A survey in China shows that high school teachers have many more opportunities to receive training in their field than do junior high teachers and those who teach in the elementary grades have even fewer opportunities for training than the junior high teachers do. These training sessions are mostly seminars followed by a discussion type of meeting. They are given very little opportunity for an observation-type learning experience. We pray for rural churches to grow stronger in God's truth and not waver or be blown about by trifling theological issues. May the Lord move the urban churches to learn how rural believers have a simple faith and a strong love for God.
Opportunities for career training for rural teachers are very limited and usually consist of lectures which cover mostly theories that are often not even applicable to rural settings. These kinds of seminars feature speakers from cities and provide minimal interaction between the speakers and the teachers. These same mistakes can happen as rural pastors receive training from well-intentioned outside or foreign teachers. We pray for wisdom for those who teach and that their students will be able to understand and make good application of their teachings for their own sheep and church settings.
In the recent past, there has been certain improvement of the ministry among children and youth in the rural churches in China. However, they face the huge problem of too many children who have no parental supervision because their parents work in the city. One cannot rely entirely on the church to help a child grow in the faith. We pray that the God of mercy will bless all who serve the young people in the churches with wisdom, patience, and thoroughness to make up somehow for the lack of parents of those children and youth in their church.
In China, the relatively affluent urban children have more access to the nation's prestigious institutions, with a smaller financial investment but end up with better job later. But, for the poor rural children, they pay a much larger percentage of their parents income, to go to a mediocre school and end up with lower-paying job later. Many social factors contribute to "inevitable" decline and so many obstacles seem impossible to overcome for the rural churches. It is sad to see the decline of China's rural churches, but we will continue to pray for what God can and will do because we have in Him.

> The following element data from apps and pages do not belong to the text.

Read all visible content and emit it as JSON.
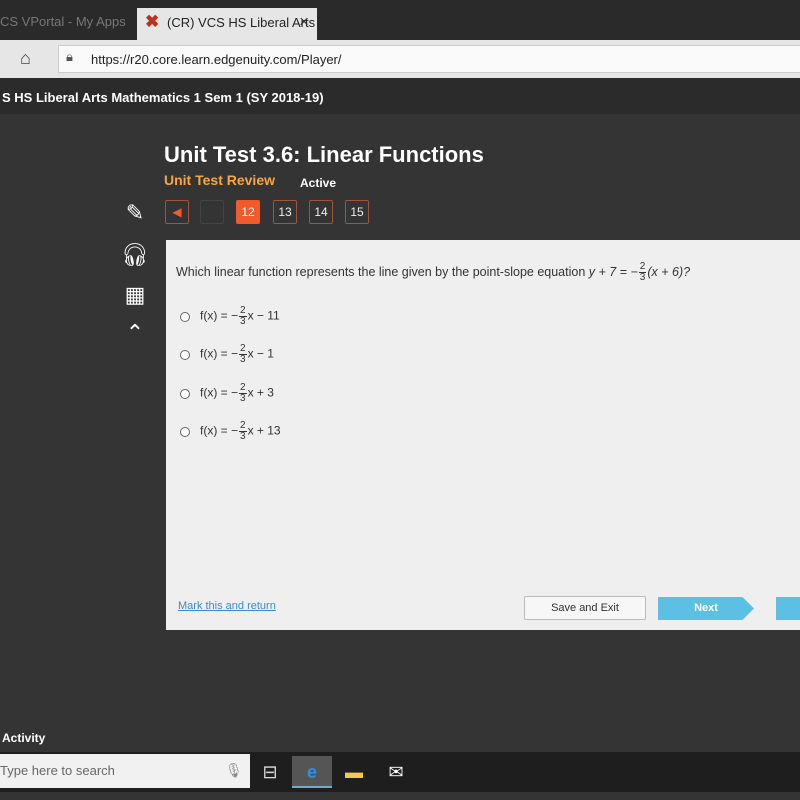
{
  "browser": {
    "tabs": [
      {
        "label": "CS VPortal - My Apps",
        "active": false
      },
      {
        "label": "(CR) VCS HS Liberal Arts",
        "active": true
      }
    ],
    "url": "https://r20.core.learn.edgenuity.com/Player/"
  },
  "course": {
    "title": "S HS Liberal Arts Mathematics 1 Sem 1 (SY 2018-19)"
  },
  "header": {
    "title": "Unit Test 3.6: Linear Functions",
    "subtitle": "Unit Test Review",
    "status": "Active"
  },
  "nav": {
    "pages": [
      "12",
      "13",
      "14",
      "15"
    ],
    "current": "12"
  },
  "question": {
    "text": "Which linear function represents the line given by the point-slope equation ",
    "equation": {
      "lhs": "y + 7 = −",
      "num": "2",
      "den": "3",
      "rhs": "(x + 6)?"
    },
    "options": [
      {
        "prefix": "f(x) = −",
        "num": "2",
        "den": "3",
        "suffix": "x − 11"
      },
      {
        "prefix": "f(x) = −",
        "num": "2",
        "den": "3",
        "suffix": "x − 1"
      },
      {
        "prefix": "f(x) = −",
        "num": "2",
        "den": "3",
        "suffix": "x + 3"
      },
      {
        "prefix": "f(x) = −",
        "num": "2",
        "den": "3",
        "suffix": "x + 13"
      }
    ]
  },
  "footer": {
    "mark": "Mark this and return",
    "save": "Save and Exit",
    "next": "Next"
  },
  "activity": "Activity",
  "taskbar": {
    "search_placeholder": "Type here to search"
  },
  "colors": {
    "accent": "#f25a2a",
    "subtitle": "#f4a742",
    "next": "#5bc0e4"
  }
}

For many young Christians who have lived in city, when they visit their old church in the village, they find the worship stifled, prayers are formula-like, preaching irrelevant, church as a whole dead and preacher who could not identify with or minister to their spiritual need. We pray especially for the young people who feel they are not ministered to. Many pastors have only limited education and are uncomfortable and even intimidated with members who are college grads. It is our prayer that churches can minister well to both old and young.
The single purpose of the many top-notch high school is to remove every possible distraction as the students prepare for the "gaokao", the national college-entrance exams, which are seen as the gateway to success in life. For seniors at these high schools, the pressure is extreme. Let us pray for all the believers who are in high school and obviously have the pressure to excel academically. Many stop going to church because their parents want them to study more. May the Lord give them strength, wisdom and above all, desire to walk closely with the Lord.